A Bird’s Tale

A New Place For Birding Awaits You

Wed, 05/15/2024 - 10:00am

Looking for a new place to go birding? We’ve got just the place for you. It’s called the Perham Stream Birding Trail, and it’s located in Madrid, Maine.

For those who may be a little rusty on their Maine geography, Madrid is located about a 40-minute drive north of Farmington. For the skiers out there, as the crow flies the Perham Stream Birding Trail is only about 5 miles from Saddleback Mountain and 10 miles from Sugarloaf Mountain. The Appalachian Trail passes by just about four and half miles north as well.

This adventure will give you stunning views of the mountain landscape visible from multiple places along the wide and (mostly) easy trails on this new 80-acre preserve of the High Peaks Alliance, a group dedicated to conservation and providing public access to open spaces in that beautiful part of the state.

We visited this weekend (second weekend in May) as bird guides for the Natural Resources Council of Maine’s (NRCM) field trip and had the pleasure of meeting a few folks associated with the High Peaks Alliance while spending a few hours enjoying the birds in this little-known gem of a preserve and learning a little about the NRCM members on the trip.

On arrival, you’ll be struck by the feeling of being in a place that has a distinctly northern feel to it even though it’s only an hour and fifteen minutes north of Augusta.
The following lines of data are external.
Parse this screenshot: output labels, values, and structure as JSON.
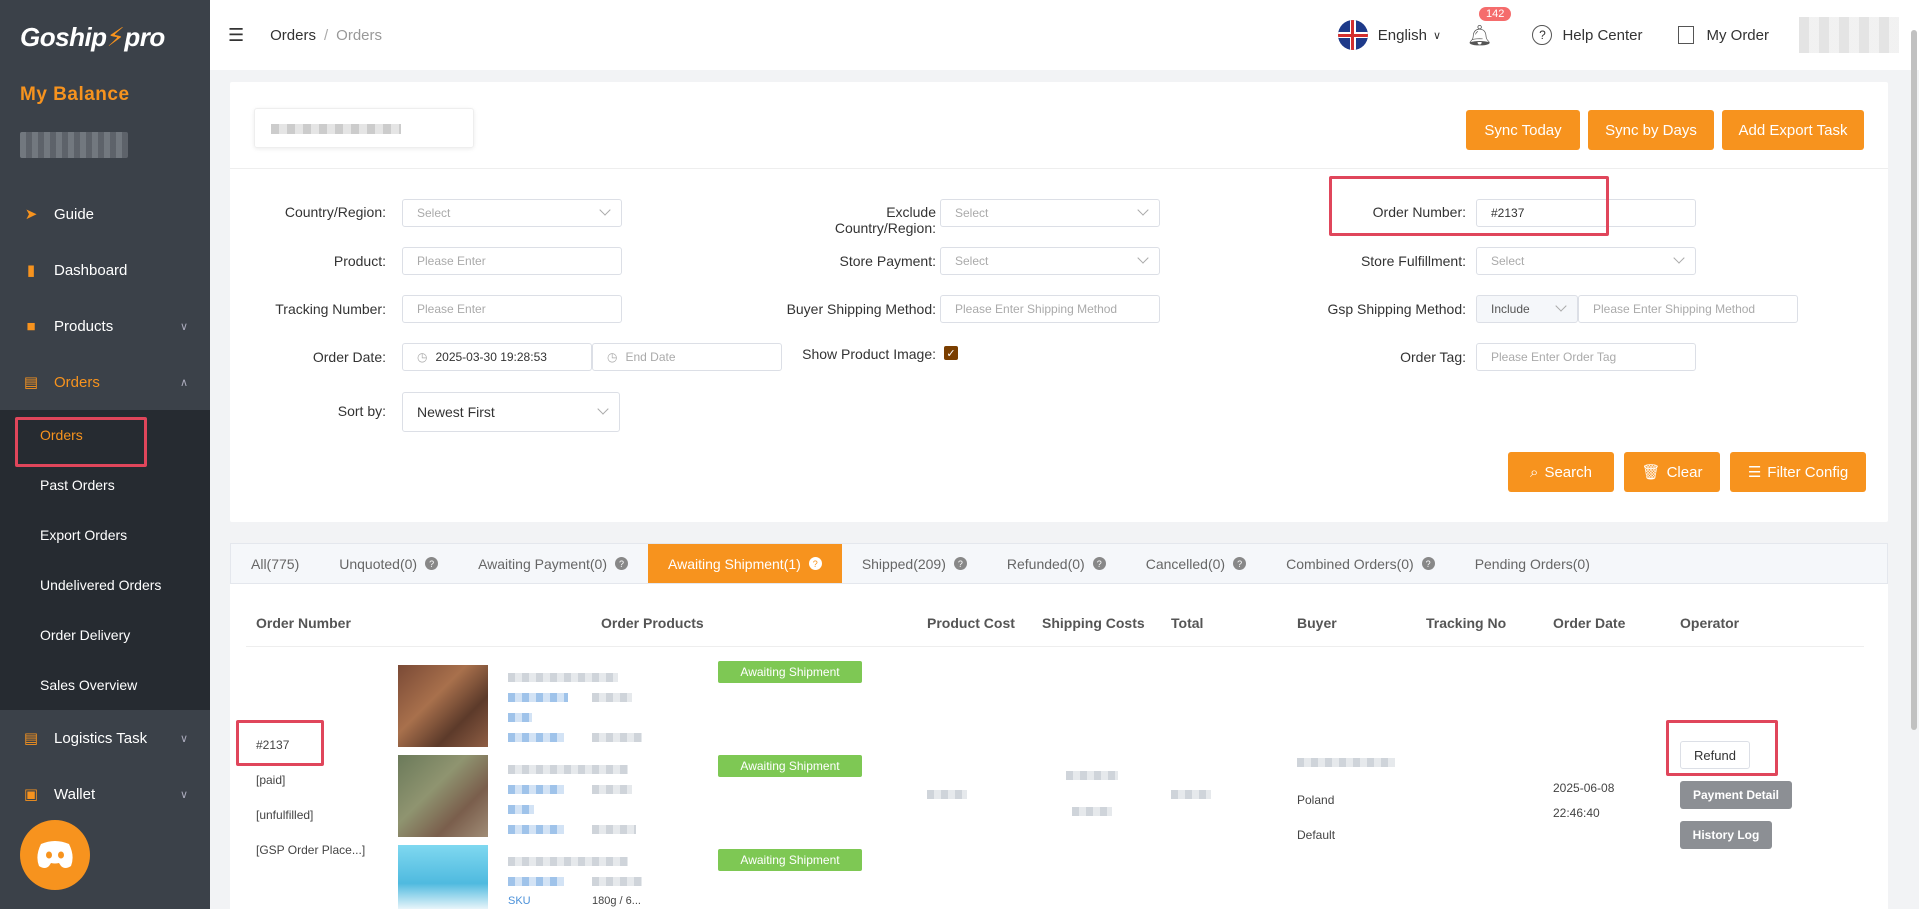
{
  "sidebar": {
    "logo_main": "Goship",
    "logo_accent": "pro",
    "balance_title": "My Balance",
    "items": [
      {
        "label": "Guide",
        "icon": "paper-plane-icon"
      },
      {
        "label": "Dashboard",
        "icon": "bar-chart-icon"
      },
      {
        "label": "Products",
        "icon": "bag-icon"
      },
      {
        "label": "Orders",
        "icon": "clipboard-icon"
      },
      {
        "label": "Logistics Task",
        "icon": "clipboard-icon"
      },
      {
        "label": "Wallet",
        "icon": "wallet-icon"
      }
    ],
    "sub_items": [
      {
        "label": "Orders"
      },
      {
        "label": "Past Orders"
      },
      {
        "label": "Export Orders"
      },
      {
        "label": "Undelivered Orders"
      },
      {
        "label": "Order Delivery"
      },
      {
        "label": "Sales Overview"
      }
    ]
  },
  "header": {
    "breadcrumb": [
      "Orders",
      "Orders"
    ],
    "language": "English",
    "notification_count": "142",
    "help_center": "Help Center",
    "my_order": "My Order"
  },
  "toolbar": {
    "sync_today": "Sync Today",
    "sync_by_days": "Sync by Days",
    "add_export_task": "Add Export Task"
  },
  "filters": {
    "country_region": {
      "label": "Country/Region:",
      "placeholder": "Select"
    },
    "exclude_country": {
      "label": "Exclude Country/Region:",
      "placeholder": "Select"
    },
    "order_number": {
      "label": "Order Number:",
      "value": "#2137"
    },
    "product": {
      "label": "Product:",
      "placeholder": "Please Enter"
    },
    "store_payment": {
      "label": "Store Payment:",
      "placeholder": "Select"
    },
    "store_fulfillment": {
      "label": "Store Fulfillment:",
      "placeholder": "Select"
    },
    "tracking_number": {
      "label": "Tracking Number:",
      "placeholder": "Please Enter"
    },
    "buyer_shipping": {
      "label": "Buyer Shipping Method:",
      "placeholder": "Please Enter Shipping Method"
    },
    "gsp_shipping": {
      "label": "Gsp Shipping Method:",
      "mode": "Include",
      "placeholder": "Please Enter Shipping Method"
    },
    "order_date": {
      "label": "Order Date:",
      "start": "2025-03-30 19:28:53",
      "end_placeholder": "End Date"
    },
    "show_image": {
      "label": "Show Product Image:",
      "checked": true
    },
    "order_tag": {
      "label": "Order Tag:",
      "placeholder": "Please Enter Order Tag"
    },
    "sort_by": {
      "label": "Sort by:",
      "value": "Newest First"
    },
    "search_btn": "Search",
    "clear_btn": "Clear",
    "filter_config_btn": "Filter Config"
  },
  "tabs": [
    {
      "label": "All(775)",
      "help": false
    },
    {
      "label": "Unquoted(0)",
      "help": true
    },
    {
      "label": "Awaiting Payment(0)",
      "help": true
    },
    {
      "label": "Awaiting Shipment(1)",
      "help": true,
      "active": true
    },
    {
      "label": "Shipped(209)",
      "help": true
    },
    {
      "label": "Refunded(0)",
      "help": true
    },
    {
      "label": "Cancelled(0)",
      "help": true
    },
    {
      "label": "Combined Orders(0)",
      "help": true
    },
    {
      "label": "Pending Orders(0)",
      "help": false
    }
  ],
  "table": {
    "headers": [
      "Order Number",
      "Order Products",
      "Product Cost",
      "Shipping Costs",
      "Total",
      "Buyer",
      "Tracking No",
      "Order Date",
      "Operator"
    ],
    "row": {
      "order_number": "#2137",
      "payment_status": "[paid]",
      "fulfillment_status": "[unfulfilled]",
      "gsp_status": "[GSP Order Place...]",
      "statuses": [
        "Awaiting Shipment",
        "Awaiting Shipment",
        "Awaiting Shipment"
      ],
      "sku_label": "SKU",
      "sku_partial": "180g / 6...",
      "buyer_country": "Poland",
      "buyer_method": "Default",
      "order_date": "2025-06-08",
      "order_time": "22:46:40",
      "refund_btn": "Refund",
      "payment_detail_btn": "Payment Detail",
      "history_log_btn": "History Log"
    }
  },
  "colors": {
    "accent": "#f7931e",
    "sidebar_bg": "#3b4149",
    "highlight": "#e0465b",
    "status_green": "#7ec854"
  }
}
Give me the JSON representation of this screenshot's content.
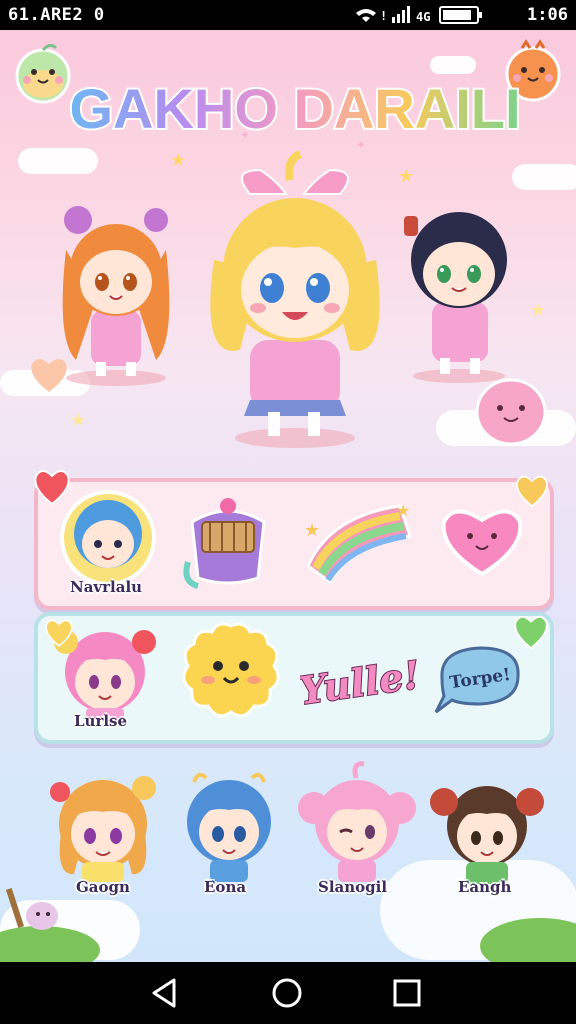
{
  "status_bar": {
    "left_text": "61.ARE2 0",
    "time": "1:06",
    "icons": [
      "alert-icon",
      "wifi-icon",
      "signal-icon",
      "battery-icon"
    ]
  },
  "app": {
    "title": "GAKHO DARAILI"
  },
  "panel1": {
    "items": [
      {
        "label": "Navrlalu",
        "icon": "blue-hair-girl-sticker"
      },
      {
        "label": "",
        "icon": "treasure-bag-sticker"
      },
      {
        "label": "",
        "icon": "rainbow-sticker"
      },
      {
        "label": "",
        "icon": "pink-heart-sticker"
      }
    ]
  },
  "panel2": {
    "items": [
      {
        "label": "Lurlse",
        "icon": "pink-hair-girl-sticker"
      },
      {
        "label": "",
        "icon": "yellow-blob-sticker"
      },
      {
        "label": "Yulle!",
        "icon": "text-sticker"
      },
      {
        "label": "Torpe!",
        "icon": "speech-bubble-sticker"
      }
    ]
  },
  "bottom_row": [
    {
      "label": "Gaogn",
      "icon": "orange-hair-girl"
    },
    {
      "label": "Eona",
      "icon": "blue-hair-boy"
    },
    {
      "label": "Slanogil",
      "icon": "pink-hair-girl"
    },
    {
      "label": "Eangh",
      "icon": "brown-hair-girl"
    }
  ],
  "colors": {
    "title_gradient": [
      "#6fb6f2",
      "#b58cf0",
      "#f39ac2",
      "#f8c95d",
      "#7bd38a"
    ],
    "panel1_border": "#f3b7c9",
    "panel2_border": "#b8e2e6"
  },
  "nav": [
    "back-icon",
    "home-icon",
    "recents-icon"
  ]
}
Thanks to modern technology, it’s pretty easy to find on the mostly dirt East Madrid Road, although be aware that, at least when we visited, there was no sign indicating the name of the road where it meets Route 142 about 2.5 miles north of the intersection with well-known Route 4.

There is ample parking at the trailhead, and birders will be delighted to spend time perusing the birds at the many feeders at the nearby home of the original landowner—historian, and bird lover, Carson. When we arrived, twittering tree and barn swallows swirled around in the air above us while a gorgeous male rose-breasted grosbeak wowed us from the nearest bird feeder in a lilac beside Carson’s driveway. A couple of white-crowned sparrows with their jaunty head stripes showed off nicely on the ground under the feeder.

As we began the walk up the slight hill, we heard a Nashville warbler singing from the hillside, loudly singing its “see-bit, see-bit, see-bit tee-tee-tee-tee-tee”.  Later, we heard many more, most staying just out of sight, until, near the end of the trail, we finally had one show off its yellow undersides, gray helmet and white eye ring to our entire group of 16 bird enthusiasts.

We were delighted to hear the long, melodious song of a winter wren come wafting out of a wet tangle of spruce and fir woods. Golden-crowned kinglets, red-breasted nuthatches, and lots of white-throated sparrows serenading us with their familiar “Old-sam-peabody, peabody, Peabody,” songs were there, too.

A small pocket of migrating warblers popped up near the site of the old post office and schoolhouse, allowing us to combine two of our passions—history and birding! Black-and-white warbler, northern parula, yellow-rumped warbler, and a sharp-looking male black-throated blue warbler bopped around along the forest edge.

But our favorite bird of the day came just as we got back near the trailhead. An evening grosbeak, a bird we don’t get to see that often anymore due to major populations declines, gave its distinctive call and there it was, almost glowing yellow from the middle of a spruce. A little later we saw several more feeding at Carson’s feeders.

We all left feeling content. If you visit Perham Stream Birding Trail, we’re sure you will, too!

Jeffrey V. Wells, Ph.D., is a Fellow of the Cornell Lab of Ornithology and Vice President of Boreal Conservation for National Audubon. Dr. Wells is one of the nation's leading bird experts and conservation biologists. He is a coauthor of the seminal Birds of Mainebook and author of the “Birder’s Conservation Handbook.” His grandfather, the late John Chase, was a columnist for the Boothbay Register for many years. Allison Childs Wells, formerly of the Cornell Lab of Ornithology, is a senior director at the Natural Resources Council of Maine, a nonprofit membership organization working statewide to protect the nature of Maine. Both are widely published natural history writers and are the authors of the popular books, “Maine’s Favorite Birds” (Tilbury House) and “Birds of Aruba, Bonaire, and Curaçao: A Site and Field Guide,” (Cornell University Press).